▸ Required action
Spot each line in the records below where the word "JSON" occurs, then copy it.

▸ Source material
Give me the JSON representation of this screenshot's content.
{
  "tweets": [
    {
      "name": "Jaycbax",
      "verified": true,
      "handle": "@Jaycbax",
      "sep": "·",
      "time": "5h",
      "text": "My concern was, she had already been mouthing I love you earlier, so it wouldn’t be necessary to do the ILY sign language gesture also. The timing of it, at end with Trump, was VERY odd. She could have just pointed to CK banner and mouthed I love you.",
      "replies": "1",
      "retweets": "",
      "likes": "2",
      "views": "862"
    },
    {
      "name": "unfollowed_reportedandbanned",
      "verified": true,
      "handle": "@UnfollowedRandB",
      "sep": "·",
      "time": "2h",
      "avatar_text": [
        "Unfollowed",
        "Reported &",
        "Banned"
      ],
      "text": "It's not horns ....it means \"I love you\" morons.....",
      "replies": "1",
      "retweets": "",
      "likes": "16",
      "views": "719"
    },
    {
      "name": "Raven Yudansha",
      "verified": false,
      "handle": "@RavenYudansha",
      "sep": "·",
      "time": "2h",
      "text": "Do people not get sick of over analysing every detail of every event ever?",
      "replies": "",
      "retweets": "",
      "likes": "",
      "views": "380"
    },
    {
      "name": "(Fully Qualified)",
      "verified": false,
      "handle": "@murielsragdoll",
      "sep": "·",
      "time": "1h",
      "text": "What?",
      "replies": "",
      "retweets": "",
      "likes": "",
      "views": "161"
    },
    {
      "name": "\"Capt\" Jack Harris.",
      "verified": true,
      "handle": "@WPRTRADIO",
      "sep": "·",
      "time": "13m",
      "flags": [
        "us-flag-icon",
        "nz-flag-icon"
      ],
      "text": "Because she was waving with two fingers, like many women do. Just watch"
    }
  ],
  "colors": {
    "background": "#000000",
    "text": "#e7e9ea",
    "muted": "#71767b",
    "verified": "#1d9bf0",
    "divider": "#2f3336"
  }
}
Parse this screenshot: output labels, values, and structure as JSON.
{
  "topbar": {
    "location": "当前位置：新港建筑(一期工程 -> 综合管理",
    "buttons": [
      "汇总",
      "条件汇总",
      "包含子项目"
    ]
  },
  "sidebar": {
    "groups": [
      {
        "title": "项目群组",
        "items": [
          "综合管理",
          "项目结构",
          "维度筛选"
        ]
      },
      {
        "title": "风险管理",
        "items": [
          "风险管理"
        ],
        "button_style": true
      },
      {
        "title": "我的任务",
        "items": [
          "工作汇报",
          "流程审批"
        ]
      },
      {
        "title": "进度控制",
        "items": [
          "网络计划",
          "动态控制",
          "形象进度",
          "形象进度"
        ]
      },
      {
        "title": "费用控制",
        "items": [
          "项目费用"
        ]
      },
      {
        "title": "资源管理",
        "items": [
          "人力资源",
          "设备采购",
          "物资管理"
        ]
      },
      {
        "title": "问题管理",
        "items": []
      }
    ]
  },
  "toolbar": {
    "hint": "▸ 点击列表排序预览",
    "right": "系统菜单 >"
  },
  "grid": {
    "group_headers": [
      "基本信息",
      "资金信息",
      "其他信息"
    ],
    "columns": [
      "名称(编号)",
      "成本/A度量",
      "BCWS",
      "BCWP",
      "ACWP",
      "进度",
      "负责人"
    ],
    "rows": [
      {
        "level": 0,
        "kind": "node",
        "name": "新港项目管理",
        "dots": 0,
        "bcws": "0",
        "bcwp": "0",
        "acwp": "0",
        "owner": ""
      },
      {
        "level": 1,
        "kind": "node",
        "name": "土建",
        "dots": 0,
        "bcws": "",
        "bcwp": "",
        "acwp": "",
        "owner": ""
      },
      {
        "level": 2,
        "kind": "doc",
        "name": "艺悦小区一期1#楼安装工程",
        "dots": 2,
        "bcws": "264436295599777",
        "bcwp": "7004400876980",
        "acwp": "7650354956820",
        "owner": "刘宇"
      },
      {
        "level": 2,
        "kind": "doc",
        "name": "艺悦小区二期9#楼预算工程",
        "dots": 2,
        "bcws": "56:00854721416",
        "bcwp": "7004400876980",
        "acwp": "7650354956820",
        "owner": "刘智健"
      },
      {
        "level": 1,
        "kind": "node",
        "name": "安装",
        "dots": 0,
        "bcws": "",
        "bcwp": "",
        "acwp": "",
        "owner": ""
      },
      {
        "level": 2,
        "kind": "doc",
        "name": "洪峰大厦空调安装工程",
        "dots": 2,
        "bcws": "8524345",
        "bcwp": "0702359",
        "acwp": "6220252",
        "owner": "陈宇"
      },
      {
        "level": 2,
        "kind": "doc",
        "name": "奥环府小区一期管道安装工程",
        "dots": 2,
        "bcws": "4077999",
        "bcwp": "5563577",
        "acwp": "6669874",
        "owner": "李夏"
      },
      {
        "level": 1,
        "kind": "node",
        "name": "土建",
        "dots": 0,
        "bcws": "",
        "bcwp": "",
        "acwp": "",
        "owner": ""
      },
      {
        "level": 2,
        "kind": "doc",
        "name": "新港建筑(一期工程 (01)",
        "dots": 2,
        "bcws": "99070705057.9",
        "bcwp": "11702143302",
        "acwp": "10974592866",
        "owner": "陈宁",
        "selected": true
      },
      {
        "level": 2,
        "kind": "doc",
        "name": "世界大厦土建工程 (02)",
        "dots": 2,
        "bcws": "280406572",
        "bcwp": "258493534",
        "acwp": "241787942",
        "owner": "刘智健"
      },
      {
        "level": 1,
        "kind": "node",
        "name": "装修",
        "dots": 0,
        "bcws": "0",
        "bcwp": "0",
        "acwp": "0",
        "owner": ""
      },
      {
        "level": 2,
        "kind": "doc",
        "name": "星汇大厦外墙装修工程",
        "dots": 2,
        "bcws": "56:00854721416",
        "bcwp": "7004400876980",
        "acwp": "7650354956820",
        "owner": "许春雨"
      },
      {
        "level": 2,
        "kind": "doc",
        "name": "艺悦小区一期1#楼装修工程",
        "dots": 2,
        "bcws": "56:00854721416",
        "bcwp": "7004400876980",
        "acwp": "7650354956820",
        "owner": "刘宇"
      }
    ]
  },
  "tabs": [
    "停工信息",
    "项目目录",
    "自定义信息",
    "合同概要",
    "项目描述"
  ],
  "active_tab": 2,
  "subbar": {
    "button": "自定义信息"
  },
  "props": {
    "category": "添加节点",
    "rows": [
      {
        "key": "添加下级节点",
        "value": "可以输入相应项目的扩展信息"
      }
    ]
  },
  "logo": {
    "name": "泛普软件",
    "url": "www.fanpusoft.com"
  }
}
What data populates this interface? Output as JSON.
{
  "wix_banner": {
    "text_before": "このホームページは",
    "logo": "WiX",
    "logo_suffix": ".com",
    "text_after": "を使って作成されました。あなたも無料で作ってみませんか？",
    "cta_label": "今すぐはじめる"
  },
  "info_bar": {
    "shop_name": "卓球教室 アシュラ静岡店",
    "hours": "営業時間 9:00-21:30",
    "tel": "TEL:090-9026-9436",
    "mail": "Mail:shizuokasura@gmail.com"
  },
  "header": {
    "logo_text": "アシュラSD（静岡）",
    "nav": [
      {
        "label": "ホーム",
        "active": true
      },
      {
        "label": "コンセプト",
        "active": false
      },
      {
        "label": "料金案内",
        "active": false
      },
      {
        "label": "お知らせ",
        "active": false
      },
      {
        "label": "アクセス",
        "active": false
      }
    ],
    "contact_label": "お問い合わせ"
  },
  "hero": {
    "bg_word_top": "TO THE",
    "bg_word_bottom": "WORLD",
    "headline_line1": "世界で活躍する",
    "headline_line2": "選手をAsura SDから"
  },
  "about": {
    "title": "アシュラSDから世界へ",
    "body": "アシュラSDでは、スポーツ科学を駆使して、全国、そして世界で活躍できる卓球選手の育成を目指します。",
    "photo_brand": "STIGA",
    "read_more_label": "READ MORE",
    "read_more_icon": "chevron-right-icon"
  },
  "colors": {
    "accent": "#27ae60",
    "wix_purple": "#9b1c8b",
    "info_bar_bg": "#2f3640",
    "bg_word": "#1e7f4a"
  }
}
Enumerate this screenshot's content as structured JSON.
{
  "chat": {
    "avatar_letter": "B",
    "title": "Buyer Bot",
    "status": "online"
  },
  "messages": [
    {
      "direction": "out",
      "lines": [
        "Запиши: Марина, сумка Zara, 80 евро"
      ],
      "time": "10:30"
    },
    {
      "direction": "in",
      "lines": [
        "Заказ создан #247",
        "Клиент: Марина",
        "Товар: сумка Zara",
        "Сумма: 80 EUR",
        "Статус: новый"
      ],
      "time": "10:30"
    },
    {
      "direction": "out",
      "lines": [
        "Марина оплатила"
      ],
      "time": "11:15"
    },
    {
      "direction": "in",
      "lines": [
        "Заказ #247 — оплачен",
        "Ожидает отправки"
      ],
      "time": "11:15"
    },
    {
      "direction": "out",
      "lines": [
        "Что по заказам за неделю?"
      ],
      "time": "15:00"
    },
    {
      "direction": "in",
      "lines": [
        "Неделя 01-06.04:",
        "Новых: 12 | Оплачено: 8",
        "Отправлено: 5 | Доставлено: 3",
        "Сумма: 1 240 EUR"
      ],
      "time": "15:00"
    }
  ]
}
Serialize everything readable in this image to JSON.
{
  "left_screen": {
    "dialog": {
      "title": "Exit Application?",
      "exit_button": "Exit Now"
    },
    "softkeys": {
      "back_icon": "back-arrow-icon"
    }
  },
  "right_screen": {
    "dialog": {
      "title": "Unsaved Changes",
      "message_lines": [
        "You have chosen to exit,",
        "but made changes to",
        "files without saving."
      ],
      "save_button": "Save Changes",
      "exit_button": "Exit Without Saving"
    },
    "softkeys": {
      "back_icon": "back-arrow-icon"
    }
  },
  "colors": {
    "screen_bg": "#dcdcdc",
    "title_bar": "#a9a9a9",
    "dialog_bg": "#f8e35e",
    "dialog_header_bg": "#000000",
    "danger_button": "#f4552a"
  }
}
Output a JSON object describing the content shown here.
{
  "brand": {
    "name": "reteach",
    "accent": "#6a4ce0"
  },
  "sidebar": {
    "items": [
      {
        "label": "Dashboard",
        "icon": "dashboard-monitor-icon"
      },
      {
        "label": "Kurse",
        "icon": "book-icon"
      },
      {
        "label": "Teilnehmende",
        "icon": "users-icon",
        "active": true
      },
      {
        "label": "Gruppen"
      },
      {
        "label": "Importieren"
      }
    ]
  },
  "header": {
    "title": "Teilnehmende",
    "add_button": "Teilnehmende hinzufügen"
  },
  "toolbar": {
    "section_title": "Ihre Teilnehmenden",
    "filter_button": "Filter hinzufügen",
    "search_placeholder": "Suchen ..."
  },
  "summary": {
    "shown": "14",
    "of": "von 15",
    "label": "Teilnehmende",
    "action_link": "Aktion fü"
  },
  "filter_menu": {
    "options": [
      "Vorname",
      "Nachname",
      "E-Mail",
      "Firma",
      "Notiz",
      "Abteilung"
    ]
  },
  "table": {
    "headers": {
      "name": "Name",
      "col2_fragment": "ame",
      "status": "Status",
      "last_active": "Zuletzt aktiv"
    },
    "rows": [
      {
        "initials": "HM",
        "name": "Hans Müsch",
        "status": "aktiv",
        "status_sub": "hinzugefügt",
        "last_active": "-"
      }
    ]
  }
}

▸ Your solution
Give me the JSON representation of this screenshot's content.
Parse this screenshot: output labels, values, and structure as JSON.
What data populates this interface? Output as JSON.
Enumerate this screenshot's content as structured JSON.
Serialize everything readable in this image to JSON.
Output a JSON object describing the content shown here.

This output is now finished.